It is important to note that the genetic profile of the spores from the letters and the spores from Ivins’ RMR-1029 flask was identical. Ivins’ RMR-1029 spore preparation had the same combination of anthrax mutations found in the letters. Only eight of the anthrax samples collected during the course of the investigation matched the genetic profile in the letter material and all were linked back to RMR-1029. This conclusion was the most significant and relevant scientific finding in the case.
By analogy, if one were to grow a corn stalk from a specific corn seed, the trace chemical fingerprint of the stalk might differ from that of the seed due to different compositions—for example iron—in the respective fertilizers used to grow each; however, the genetic profile of the seed and the stalk would be identical.
The second item involves isotopic analysis of the mailed anthrax. Media reports indicated that FBI scientists had concluded in 2004 that out of many domestic and foreign water samples analyzed only water from near Fort Detrick, Maryland, where Dr. Ivins worked, had the same isotopic signature as the water used to grow the mailed anthrax. This statement is incorrect. While water isotopic analysis was researched, the FBI concluded that there were too many confounding variables to precisely match bacteria that were grown using different materials and recipes. This technique was not relevant to the investigation.
While we have full confidence in our scientific approach, an additional independent review will provide further validation and thus benefit the larger scientific community. Consideration of an outside review began before any public disclosure of the scientific aspects of the investigation.
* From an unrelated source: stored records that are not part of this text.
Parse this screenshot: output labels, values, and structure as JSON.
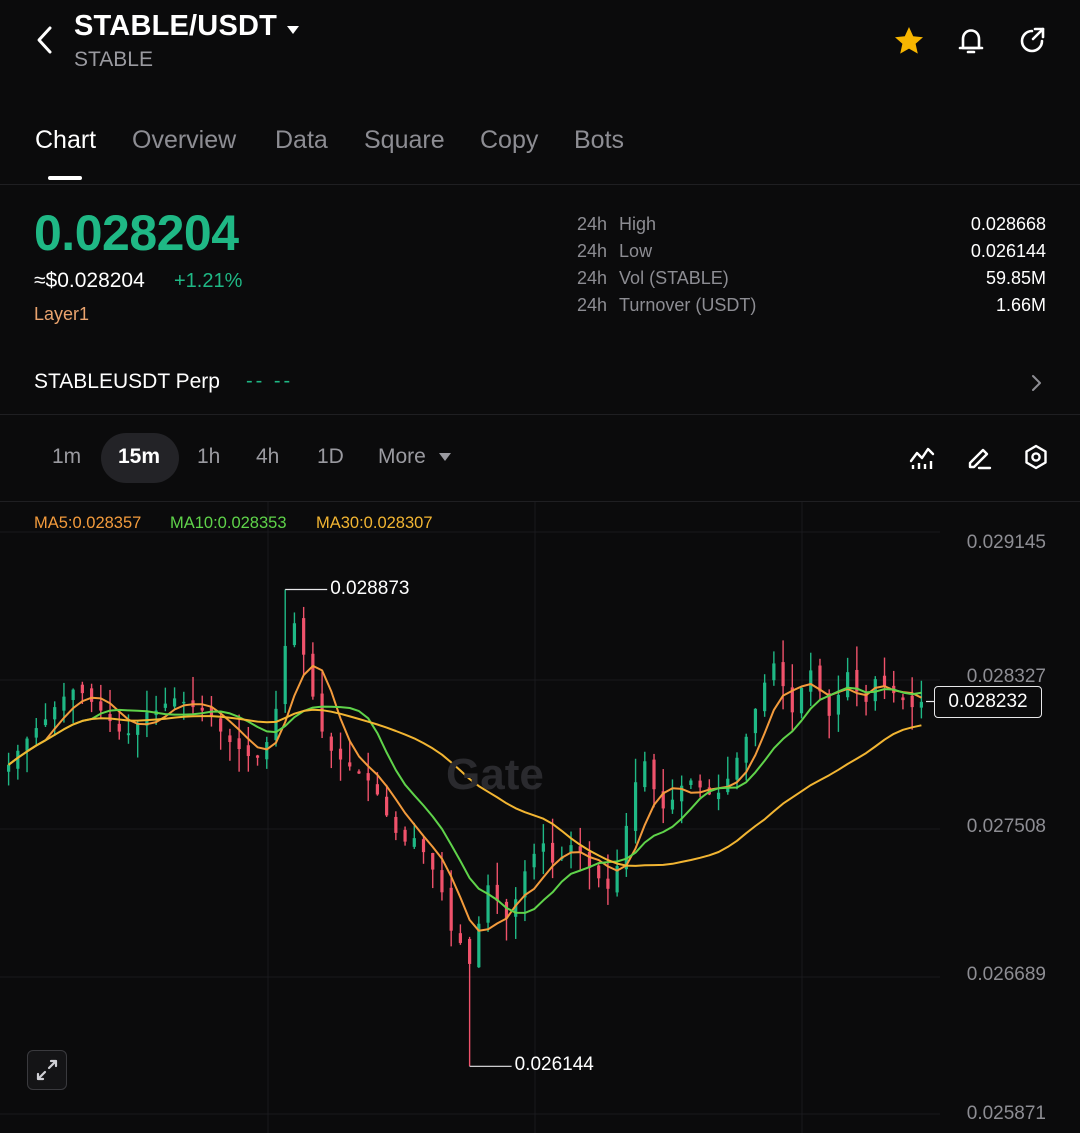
{
  "header": {
    "pair": "STABLE/USDT",
    "subtitle": "STABLE",
    "icons": [
      "back-arrow-icon",
      "chevron-down-icon",
      "star-icon",
      "bell-icon",
      "share-icon"
    ]
  },
  "tabs": [
    {
      "label": "Chart",
      "active": true
    },
    {
      "label": "Overview",
      "active": false
    },
    {
      "label": "Data",
      "active": false
    },
    {
      "label": "Square",
      "active": false
    },
    {
      "label": "Copy",
      "active": false
    },
    {
      "label": "Bots",
      "active": false
    }
  ],
  "ticker": {
    "last_price": "0.028204",
    "usd_price": "≈$0.028204",
    "change": "+1.21%",
    "tag": "Layer1",
    "stats": [
      {
        "period": "24h",
        "label": "High",
        "value": "0.028668"
      },
      {
        "period": "24h",
        "label": "Low",
        "value": "0.026144"
      },
      {
        "period": "24h",
        "label": "Vol (STABLE)",
        "value": "59.85M"
      },
      {
        "period": "24h",
        "label": "Turnover (USDT)",
        "value": "1.66M"
      }
    ]
  },
  "perp": {
    "name": "STABLEUSDT Perp",
    "value": "-- --"
  },
  "intervals": {
    "items": [
      "1m",
      "15m",
      "1h",
      "4h",
      "1D"
    ],
    "active": "15m",
    "more_label": "More",
    "tool_icons": [
      "indicator-icon",
      "draw-pen-icon",
      "settings-hexagon-icon"
    ]
  },
  "colors": {
    "up": "#1fb885",
    "down": "#f0526b",
    "ma5": "#f39b3c",
    "ma10": "#5fd34a",
    "ma30": "#f2b532",
    "tag": "#e9a36e",
    "star": "#f7b500"
  },
  "chart_data": {
    "type": "candlestick",
    "indicators": [
      {
        "name": "MA5",
        "label": "MA5:0.028357",
        "value": 0.028357
      },
      {
        "name": "MA10",
        "label": "MA10:0.028353",
        "value": 0.028353
      },
      {
        "name": "MA30",
        "label": "MA30:0.028307",
        "value": 0.028307
      }
    ],
    "y_ticks": [
      "0.029145",
      "0.028327",
      "0.027508",
      "0.026689",
      "0.025871"
    ],
    "ylim": [
      0.025871,
      0.029145
    ],
    "annotations": {
      "high_label": "0.028873",
      "high": 0.028873,
      "low_label": "0.026144",
      "low": 0.026144,
      "current_label": "0.028232",
      "current": 0.028232
    },
    "watermark": "Gate",
    "candles_approx": [
      0.02787,
      0.02795,
      0.02802,
      0.02808,
      0.02813,
      0.0282,
      0.02826,
      0.0283,
      0.02828,
      0.02823,
      0.02818,
      0.02812,
      0.02806,
      0.02805,
      0.02811,
      0.02817,
      0.02818,
      0.02822,
      0.02825,
      0.02823,
      0.0282,
      0.02818,
      0.02815,
      0.02806,
      0.028,
      0.02796,
      0.02792,
      0.02791,
      0.028,
      0.02819,
      0.02855,
      0.02868,
      0.0285,
      0.02826,
      0.02806,
      0.02795,
      0.0279,
      0.02786,
      0.02782,
      0.02778,
      0.0277,
      0.02758,
      0.02748,
      0.02743,
      0.02745,
      0.02737,
      0.02727,
      0.02714,
      0.02692,
      0.02685,
      0.02673,
      0.02696,
      0.02718,
      0.02709,
      0.02699,
      0.0271,
      0.02726,
      0.02736,
      0.02742,
      0.02731,
      0.02734,
      0.02741,
      0.02737,
      0.02728,
      0.02722,
      0.02716,
      0.02729,
      0.02752,
      0.02777,
      0.02789,
      0.02773,
      0.02762,
      0.02767,
      0.02775,
      0.02778,
      0.02774,
      0.0277,
      0.02771,
      0.02779,
      0.02791,
      0.02803,
      0.02819,
      0.02834,
      0.02845,
      0.02832,
      0.02817,
      0.02831,
      0.02841,
      0.02829,
      0.02815,
      0.02827,
      0.0284,
      0.02829,
      0.02823,
      0.02836,
      0.02832,
      0.02828,
      0.02824,
      0.0282,
      0.02823
    ]
  }
}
This follows our approach throughout the investigation: to bring in external scientists to review and provide advise on our methodologies.